On the remaining claims, the district court ruled that Edison was liable under ERISA, because it was imprudent to include 17 mutual funds in its 401(k) plan that could have been obtained at a lower cost. The parties agreed that the damages between 2001 and 2011 were about $7.5 million and Edison was ordered to pay over $7.5 million in compensation. The parties later agreed that Edison would pay $5.6 million in additional damages and $5.8 million for attorneys’ fees and costs.
Denial of Motion for Expert Witness Fees
Attorneys for the plaintiffs, Schlichter, Bogard & Denton LLP, filed a motion seeking $964,212 in reimbursement for experts that it utilized during the ten years that it litigated the case.

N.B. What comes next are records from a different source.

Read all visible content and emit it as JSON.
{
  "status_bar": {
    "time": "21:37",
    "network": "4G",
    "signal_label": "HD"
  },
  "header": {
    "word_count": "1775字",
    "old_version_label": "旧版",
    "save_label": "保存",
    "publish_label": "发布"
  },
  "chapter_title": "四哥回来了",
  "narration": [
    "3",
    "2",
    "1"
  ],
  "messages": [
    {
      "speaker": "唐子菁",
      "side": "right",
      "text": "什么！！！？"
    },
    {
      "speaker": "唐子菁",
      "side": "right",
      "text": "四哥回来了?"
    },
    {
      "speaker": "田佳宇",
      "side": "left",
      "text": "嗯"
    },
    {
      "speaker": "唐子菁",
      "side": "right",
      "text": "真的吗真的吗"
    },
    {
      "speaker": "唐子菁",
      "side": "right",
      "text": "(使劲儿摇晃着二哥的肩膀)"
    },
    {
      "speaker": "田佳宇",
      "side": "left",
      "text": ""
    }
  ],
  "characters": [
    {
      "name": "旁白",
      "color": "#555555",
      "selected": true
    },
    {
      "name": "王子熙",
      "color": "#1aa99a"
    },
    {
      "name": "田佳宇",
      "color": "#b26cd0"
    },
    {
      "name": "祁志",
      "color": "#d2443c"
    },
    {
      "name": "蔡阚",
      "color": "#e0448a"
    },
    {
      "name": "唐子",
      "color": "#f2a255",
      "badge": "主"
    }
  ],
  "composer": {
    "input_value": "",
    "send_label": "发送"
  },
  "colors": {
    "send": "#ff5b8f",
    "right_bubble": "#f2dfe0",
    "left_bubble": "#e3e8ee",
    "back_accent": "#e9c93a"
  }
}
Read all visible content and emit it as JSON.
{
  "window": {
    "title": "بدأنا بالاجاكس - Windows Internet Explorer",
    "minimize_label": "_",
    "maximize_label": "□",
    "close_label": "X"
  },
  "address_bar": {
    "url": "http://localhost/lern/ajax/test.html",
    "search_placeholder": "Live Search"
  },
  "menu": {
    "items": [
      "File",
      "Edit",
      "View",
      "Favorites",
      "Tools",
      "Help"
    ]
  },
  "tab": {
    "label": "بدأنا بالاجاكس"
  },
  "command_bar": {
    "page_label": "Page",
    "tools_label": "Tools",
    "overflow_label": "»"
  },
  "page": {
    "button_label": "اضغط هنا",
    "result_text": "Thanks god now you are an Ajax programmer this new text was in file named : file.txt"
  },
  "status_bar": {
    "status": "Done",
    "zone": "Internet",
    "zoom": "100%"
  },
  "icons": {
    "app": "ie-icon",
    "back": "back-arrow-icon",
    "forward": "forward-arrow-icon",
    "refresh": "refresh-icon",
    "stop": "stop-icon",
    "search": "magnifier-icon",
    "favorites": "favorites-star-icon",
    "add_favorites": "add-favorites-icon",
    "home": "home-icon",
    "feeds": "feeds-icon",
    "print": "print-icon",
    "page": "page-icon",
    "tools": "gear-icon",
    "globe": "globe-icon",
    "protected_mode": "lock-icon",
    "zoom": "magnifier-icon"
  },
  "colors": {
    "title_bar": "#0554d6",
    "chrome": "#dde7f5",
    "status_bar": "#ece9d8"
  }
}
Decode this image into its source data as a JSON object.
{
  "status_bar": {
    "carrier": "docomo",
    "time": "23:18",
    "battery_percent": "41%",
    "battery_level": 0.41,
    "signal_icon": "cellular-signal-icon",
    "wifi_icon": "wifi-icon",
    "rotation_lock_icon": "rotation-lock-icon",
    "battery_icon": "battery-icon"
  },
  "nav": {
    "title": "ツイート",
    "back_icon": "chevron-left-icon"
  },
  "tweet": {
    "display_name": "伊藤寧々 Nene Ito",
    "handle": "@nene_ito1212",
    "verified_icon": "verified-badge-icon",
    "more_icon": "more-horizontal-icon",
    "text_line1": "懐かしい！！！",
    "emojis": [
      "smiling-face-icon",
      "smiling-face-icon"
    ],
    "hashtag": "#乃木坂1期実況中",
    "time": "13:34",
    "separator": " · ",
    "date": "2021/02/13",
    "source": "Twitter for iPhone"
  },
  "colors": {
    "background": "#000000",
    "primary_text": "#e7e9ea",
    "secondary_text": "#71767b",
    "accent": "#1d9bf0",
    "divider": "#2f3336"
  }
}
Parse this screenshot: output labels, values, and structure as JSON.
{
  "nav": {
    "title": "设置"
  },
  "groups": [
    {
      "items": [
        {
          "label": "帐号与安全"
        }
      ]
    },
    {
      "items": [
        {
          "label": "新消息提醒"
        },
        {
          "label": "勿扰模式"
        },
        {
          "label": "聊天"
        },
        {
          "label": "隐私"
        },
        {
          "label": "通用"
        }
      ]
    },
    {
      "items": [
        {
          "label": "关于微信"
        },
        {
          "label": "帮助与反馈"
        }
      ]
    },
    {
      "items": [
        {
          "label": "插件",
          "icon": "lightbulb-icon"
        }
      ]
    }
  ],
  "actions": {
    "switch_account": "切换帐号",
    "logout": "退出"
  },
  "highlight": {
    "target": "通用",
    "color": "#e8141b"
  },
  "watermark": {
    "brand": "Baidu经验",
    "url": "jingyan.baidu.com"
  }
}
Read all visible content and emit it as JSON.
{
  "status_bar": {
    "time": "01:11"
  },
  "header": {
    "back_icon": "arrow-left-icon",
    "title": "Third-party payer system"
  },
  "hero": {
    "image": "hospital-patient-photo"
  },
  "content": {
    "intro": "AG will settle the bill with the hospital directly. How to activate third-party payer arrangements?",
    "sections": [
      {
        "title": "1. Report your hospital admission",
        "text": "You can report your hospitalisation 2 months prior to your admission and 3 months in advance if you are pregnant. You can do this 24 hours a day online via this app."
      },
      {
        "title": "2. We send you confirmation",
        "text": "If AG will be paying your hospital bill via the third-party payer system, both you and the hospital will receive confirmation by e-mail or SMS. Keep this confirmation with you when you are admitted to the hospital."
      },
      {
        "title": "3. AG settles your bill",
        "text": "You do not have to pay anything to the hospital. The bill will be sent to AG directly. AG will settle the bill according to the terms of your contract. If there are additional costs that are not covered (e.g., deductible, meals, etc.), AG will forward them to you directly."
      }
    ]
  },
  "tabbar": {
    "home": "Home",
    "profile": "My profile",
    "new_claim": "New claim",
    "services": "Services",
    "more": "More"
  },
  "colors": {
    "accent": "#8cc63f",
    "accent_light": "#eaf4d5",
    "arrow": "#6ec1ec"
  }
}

The law requires that a losing party must pay attorneys’ fees but does not require them to pay the expert witness’ fees unless they can show that the expert was “crucial or indispensable in establishing the prevailing party’s case or defense.” Judge Stephen V. Wilson of the United States District Court for the Central District of California denied the plaintiffs’ motion, ruling that the plaintiffs hadn’t met the requirement to show which of the experts’ work was “crucial or indispensable” to their successful claim.
Wilson wrote that “Plaintiffs’ partial victory last year represented only a fraction of Plaintiffs’ damages claims.” He noted that “Plaintiffs’ motion concedes that much of the expert work was unrelated to the sole claim.” Wilson also noted that the court did not rely on any particular expert in reaching its decision.